DATA below:

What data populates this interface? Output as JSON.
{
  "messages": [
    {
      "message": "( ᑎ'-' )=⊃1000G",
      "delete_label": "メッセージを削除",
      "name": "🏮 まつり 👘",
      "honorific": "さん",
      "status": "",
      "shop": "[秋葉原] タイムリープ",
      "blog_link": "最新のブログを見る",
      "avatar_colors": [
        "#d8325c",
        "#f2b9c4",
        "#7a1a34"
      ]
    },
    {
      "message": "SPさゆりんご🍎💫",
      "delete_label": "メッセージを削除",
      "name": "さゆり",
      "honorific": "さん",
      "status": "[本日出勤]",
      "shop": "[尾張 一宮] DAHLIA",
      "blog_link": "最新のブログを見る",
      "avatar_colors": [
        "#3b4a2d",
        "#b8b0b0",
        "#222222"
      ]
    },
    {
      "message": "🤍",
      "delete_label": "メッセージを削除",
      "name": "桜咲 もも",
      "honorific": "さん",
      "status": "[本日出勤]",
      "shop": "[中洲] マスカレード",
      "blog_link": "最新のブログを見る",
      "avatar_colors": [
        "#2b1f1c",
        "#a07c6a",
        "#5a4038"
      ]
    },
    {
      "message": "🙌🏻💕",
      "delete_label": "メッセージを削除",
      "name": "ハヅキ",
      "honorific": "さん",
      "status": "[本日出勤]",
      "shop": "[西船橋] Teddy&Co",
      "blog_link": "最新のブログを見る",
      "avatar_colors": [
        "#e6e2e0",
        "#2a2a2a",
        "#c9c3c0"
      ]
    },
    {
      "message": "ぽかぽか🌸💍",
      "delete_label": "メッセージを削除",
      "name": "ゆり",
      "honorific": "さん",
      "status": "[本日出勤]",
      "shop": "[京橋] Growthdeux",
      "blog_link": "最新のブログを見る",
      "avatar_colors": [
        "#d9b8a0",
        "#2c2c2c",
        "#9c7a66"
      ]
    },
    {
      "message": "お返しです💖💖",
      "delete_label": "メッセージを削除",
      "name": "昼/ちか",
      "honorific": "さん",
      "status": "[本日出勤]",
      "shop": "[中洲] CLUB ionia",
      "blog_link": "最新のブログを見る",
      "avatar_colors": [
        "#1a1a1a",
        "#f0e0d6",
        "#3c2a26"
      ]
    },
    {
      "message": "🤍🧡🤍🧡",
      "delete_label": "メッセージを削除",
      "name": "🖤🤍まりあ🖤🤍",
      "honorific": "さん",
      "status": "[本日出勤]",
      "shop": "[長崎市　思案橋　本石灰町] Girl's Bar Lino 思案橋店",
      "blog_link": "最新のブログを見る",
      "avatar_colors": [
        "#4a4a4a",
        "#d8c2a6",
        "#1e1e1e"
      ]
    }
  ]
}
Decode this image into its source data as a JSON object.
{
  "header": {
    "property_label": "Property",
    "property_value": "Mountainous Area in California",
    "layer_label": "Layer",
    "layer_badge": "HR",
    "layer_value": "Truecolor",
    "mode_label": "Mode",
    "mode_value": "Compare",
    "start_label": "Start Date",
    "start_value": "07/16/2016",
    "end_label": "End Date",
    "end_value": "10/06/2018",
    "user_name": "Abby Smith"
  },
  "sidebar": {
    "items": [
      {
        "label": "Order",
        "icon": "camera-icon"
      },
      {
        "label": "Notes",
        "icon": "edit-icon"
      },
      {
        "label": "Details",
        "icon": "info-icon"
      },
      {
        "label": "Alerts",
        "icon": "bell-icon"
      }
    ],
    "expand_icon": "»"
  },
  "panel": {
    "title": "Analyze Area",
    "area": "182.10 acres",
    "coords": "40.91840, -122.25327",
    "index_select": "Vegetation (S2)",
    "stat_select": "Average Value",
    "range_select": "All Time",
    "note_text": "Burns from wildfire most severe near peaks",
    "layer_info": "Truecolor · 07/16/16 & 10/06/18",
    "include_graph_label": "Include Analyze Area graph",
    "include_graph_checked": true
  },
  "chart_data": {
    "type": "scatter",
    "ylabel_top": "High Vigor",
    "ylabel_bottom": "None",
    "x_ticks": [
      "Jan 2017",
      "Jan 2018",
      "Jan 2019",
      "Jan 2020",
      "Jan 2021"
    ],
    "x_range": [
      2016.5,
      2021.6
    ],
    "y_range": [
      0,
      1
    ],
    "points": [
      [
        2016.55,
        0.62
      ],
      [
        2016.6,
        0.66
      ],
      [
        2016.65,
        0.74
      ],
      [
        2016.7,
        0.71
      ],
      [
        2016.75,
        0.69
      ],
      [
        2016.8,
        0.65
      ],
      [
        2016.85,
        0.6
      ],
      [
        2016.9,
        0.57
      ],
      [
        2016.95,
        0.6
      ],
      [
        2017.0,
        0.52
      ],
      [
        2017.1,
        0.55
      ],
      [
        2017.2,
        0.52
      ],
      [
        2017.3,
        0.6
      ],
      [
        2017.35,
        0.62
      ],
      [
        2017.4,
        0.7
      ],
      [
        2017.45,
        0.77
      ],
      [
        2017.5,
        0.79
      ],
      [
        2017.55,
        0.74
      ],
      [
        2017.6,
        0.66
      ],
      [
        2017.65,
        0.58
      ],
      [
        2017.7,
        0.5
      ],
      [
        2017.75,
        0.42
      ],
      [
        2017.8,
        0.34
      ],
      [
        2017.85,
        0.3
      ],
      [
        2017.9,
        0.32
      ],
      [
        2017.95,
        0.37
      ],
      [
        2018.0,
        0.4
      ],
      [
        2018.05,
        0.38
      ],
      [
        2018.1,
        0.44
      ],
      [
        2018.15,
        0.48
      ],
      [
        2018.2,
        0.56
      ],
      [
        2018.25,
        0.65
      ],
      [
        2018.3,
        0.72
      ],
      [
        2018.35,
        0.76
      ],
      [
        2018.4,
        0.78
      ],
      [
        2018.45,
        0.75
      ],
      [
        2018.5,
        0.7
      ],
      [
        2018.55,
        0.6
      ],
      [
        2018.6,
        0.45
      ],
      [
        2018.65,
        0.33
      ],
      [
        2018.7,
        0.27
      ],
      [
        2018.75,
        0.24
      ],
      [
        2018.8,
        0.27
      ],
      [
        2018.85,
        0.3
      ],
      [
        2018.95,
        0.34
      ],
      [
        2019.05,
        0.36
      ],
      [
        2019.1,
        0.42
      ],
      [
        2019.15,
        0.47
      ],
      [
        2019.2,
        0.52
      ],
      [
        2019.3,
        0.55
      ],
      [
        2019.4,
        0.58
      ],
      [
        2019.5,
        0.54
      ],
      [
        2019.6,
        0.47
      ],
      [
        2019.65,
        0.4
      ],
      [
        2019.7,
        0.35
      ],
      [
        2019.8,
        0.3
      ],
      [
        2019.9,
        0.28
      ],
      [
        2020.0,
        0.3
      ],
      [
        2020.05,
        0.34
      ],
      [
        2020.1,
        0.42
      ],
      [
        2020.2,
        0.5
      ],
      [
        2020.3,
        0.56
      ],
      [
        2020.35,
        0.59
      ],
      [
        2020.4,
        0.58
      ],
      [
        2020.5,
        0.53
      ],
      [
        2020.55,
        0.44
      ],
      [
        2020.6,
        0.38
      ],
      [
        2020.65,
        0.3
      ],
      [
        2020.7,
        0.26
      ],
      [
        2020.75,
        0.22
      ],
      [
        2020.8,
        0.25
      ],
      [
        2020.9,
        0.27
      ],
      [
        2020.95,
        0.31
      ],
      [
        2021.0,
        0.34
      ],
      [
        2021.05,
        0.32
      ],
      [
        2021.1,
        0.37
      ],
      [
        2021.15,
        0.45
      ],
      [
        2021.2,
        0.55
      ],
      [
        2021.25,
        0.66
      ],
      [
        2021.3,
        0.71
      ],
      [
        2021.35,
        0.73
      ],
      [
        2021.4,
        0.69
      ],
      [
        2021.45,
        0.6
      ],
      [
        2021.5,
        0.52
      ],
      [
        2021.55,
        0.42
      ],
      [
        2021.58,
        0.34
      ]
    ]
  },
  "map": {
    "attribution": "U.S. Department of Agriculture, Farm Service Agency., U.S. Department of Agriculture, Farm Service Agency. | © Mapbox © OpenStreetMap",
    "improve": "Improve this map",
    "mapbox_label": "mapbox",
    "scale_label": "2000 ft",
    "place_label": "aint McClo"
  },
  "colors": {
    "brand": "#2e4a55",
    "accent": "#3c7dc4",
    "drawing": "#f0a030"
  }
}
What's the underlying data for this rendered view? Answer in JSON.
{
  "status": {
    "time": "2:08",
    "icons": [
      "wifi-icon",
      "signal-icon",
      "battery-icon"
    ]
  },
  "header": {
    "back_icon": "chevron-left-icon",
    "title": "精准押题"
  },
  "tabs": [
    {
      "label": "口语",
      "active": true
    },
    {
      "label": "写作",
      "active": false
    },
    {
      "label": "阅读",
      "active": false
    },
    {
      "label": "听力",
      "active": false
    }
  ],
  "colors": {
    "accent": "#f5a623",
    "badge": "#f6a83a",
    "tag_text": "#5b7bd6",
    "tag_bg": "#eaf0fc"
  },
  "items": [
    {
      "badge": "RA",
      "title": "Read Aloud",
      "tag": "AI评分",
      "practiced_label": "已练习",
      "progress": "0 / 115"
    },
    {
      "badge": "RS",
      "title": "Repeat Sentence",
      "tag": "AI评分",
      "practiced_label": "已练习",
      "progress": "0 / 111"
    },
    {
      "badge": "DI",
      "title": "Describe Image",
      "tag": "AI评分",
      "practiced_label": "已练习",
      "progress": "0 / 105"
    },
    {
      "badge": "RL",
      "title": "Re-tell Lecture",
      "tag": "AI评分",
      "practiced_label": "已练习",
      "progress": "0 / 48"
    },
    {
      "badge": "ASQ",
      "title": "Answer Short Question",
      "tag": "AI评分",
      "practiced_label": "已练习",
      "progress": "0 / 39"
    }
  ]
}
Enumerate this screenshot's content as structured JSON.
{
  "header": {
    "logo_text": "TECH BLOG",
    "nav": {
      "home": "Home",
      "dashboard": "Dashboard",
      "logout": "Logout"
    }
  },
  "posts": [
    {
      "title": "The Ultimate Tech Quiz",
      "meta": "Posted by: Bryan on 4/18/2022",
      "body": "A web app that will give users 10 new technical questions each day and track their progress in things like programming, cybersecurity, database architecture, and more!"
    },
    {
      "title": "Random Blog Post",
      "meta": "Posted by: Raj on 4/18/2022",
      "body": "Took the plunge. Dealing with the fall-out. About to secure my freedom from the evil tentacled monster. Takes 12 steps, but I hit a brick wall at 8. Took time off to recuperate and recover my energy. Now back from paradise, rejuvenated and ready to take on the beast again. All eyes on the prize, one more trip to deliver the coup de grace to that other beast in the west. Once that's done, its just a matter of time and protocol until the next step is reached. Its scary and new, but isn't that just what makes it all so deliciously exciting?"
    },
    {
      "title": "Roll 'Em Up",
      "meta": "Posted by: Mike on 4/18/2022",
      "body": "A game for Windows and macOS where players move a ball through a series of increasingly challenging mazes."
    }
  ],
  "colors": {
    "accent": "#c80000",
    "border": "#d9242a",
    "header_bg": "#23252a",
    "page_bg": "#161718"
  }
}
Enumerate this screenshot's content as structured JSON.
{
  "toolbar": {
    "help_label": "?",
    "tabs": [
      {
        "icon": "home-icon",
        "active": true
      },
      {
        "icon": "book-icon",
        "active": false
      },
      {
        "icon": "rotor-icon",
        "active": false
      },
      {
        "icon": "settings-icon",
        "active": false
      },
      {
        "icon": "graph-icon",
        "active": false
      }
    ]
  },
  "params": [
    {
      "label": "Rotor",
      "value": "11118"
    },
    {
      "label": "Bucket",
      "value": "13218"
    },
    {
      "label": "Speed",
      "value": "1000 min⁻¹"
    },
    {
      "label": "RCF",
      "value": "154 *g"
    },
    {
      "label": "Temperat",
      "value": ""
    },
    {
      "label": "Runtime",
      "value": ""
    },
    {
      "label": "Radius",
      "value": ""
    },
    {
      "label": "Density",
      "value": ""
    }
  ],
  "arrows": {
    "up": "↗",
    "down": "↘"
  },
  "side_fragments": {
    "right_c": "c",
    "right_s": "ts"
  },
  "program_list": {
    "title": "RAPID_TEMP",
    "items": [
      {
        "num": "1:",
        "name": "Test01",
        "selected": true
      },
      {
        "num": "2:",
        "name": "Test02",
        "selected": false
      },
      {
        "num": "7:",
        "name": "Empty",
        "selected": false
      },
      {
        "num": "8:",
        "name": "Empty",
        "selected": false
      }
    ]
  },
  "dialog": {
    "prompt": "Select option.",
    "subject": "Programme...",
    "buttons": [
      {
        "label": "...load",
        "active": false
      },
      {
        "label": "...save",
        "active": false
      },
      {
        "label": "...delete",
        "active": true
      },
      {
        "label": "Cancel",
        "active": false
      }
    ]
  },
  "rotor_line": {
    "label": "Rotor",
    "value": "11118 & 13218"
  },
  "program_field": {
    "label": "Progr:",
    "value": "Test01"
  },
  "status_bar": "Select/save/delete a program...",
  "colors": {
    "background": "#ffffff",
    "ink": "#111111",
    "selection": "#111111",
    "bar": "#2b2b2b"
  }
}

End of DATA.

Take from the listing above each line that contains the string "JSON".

_RESPONSE TO THIS EXERCISE_
What data populates this interface? Output as JSON.
Decode this image into its source data as a JSON object.
What's the underlying data for this rendered view? Answer in JSON.
Enumerate this screenshot's content as structured JSON.
Enumerate this screenshot's content as structured JSON.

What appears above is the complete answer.